The data Start Marker

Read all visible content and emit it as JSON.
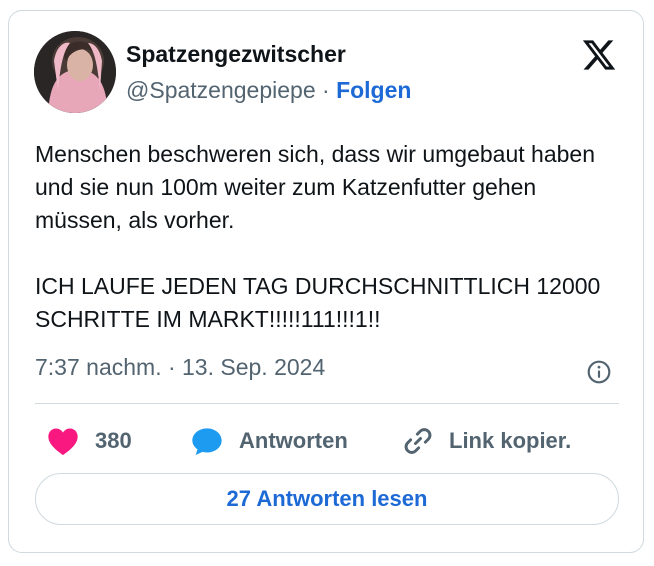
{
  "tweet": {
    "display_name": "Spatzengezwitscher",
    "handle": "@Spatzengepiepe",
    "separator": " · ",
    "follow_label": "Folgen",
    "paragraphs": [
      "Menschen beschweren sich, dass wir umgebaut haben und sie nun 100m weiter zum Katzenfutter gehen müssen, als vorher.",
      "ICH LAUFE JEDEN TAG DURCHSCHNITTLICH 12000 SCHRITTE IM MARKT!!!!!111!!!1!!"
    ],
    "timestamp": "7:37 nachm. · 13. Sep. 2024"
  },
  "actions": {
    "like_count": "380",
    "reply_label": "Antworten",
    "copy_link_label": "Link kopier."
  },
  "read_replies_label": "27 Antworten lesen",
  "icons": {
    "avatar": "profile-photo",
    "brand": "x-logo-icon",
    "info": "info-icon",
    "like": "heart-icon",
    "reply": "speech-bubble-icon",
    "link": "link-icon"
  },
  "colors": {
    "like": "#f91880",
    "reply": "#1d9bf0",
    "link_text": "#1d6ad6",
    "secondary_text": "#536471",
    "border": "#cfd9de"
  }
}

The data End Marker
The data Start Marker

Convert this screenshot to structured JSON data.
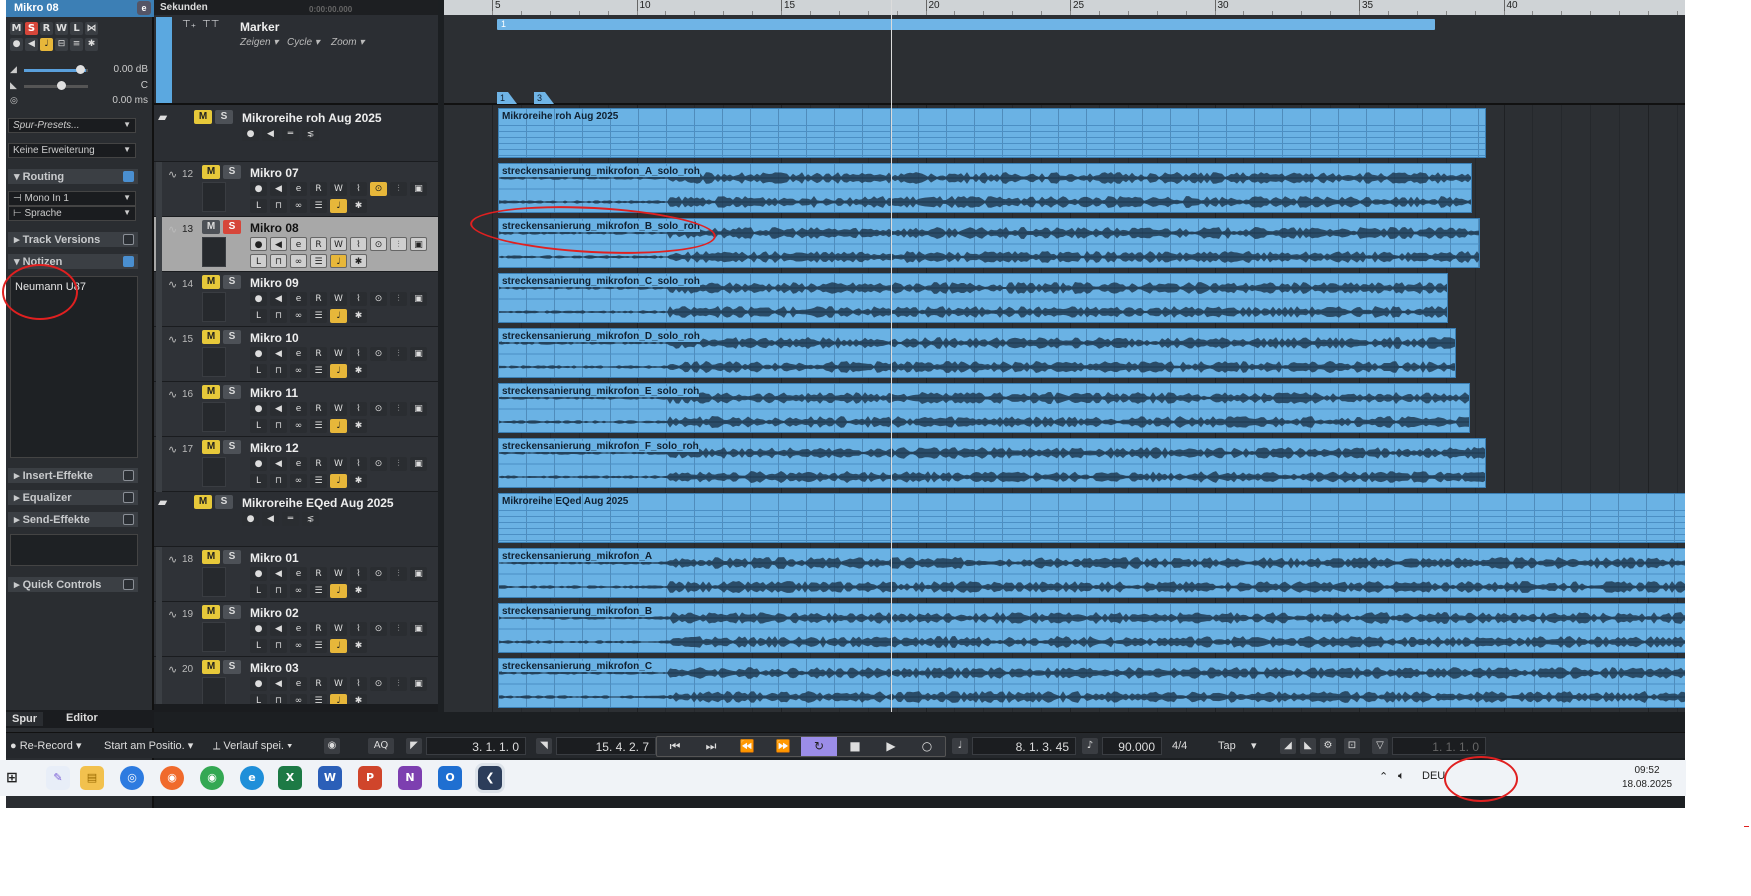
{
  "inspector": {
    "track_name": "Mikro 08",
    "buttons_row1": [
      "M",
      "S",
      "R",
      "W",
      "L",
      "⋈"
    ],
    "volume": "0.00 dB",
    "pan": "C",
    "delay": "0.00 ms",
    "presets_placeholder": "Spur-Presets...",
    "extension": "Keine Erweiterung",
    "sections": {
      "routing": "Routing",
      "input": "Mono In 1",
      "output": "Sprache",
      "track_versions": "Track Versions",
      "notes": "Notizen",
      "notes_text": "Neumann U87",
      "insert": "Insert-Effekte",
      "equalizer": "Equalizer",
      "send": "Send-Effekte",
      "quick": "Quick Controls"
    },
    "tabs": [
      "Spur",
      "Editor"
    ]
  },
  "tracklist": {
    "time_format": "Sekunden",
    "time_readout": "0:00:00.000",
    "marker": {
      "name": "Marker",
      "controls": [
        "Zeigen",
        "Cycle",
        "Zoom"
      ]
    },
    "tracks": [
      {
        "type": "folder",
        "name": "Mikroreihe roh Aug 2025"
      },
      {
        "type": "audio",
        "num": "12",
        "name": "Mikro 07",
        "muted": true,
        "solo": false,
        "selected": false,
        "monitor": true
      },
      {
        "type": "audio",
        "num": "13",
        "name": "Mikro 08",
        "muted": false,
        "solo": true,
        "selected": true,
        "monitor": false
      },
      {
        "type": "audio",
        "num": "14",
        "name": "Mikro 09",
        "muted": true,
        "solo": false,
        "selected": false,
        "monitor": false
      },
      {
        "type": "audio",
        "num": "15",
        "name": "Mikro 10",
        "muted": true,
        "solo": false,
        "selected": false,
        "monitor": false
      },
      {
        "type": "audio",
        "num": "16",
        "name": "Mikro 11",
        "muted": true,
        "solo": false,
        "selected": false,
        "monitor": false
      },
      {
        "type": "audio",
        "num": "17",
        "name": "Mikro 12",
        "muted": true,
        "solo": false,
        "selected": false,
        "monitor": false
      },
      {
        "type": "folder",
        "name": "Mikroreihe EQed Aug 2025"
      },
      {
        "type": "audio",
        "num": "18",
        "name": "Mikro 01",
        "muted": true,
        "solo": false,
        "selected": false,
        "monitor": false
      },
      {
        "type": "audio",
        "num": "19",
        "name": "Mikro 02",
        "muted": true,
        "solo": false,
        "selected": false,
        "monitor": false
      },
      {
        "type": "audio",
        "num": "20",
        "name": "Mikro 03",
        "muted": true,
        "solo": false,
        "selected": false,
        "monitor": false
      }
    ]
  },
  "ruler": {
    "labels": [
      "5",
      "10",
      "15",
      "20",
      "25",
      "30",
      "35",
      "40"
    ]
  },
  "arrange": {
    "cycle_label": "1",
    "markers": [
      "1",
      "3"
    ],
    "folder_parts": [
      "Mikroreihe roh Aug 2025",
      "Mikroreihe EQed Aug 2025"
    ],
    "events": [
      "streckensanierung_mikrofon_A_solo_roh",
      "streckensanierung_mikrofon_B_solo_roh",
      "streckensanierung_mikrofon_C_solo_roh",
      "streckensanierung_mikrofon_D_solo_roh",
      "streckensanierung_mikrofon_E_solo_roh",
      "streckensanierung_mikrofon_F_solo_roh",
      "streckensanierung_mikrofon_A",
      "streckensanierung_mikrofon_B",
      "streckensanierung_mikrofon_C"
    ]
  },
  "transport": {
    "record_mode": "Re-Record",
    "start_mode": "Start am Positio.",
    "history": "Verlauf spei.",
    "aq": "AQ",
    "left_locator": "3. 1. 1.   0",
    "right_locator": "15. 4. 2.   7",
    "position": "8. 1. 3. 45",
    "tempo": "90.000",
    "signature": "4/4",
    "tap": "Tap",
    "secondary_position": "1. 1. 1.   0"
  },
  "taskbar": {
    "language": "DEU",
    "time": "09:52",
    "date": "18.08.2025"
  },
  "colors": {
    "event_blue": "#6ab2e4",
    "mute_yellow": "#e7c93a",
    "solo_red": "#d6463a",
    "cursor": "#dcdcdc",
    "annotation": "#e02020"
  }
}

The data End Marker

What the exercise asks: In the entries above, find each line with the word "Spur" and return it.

Response for this exercise:
    "presets_placeholder": "Spur-Presets...",
      "Spur",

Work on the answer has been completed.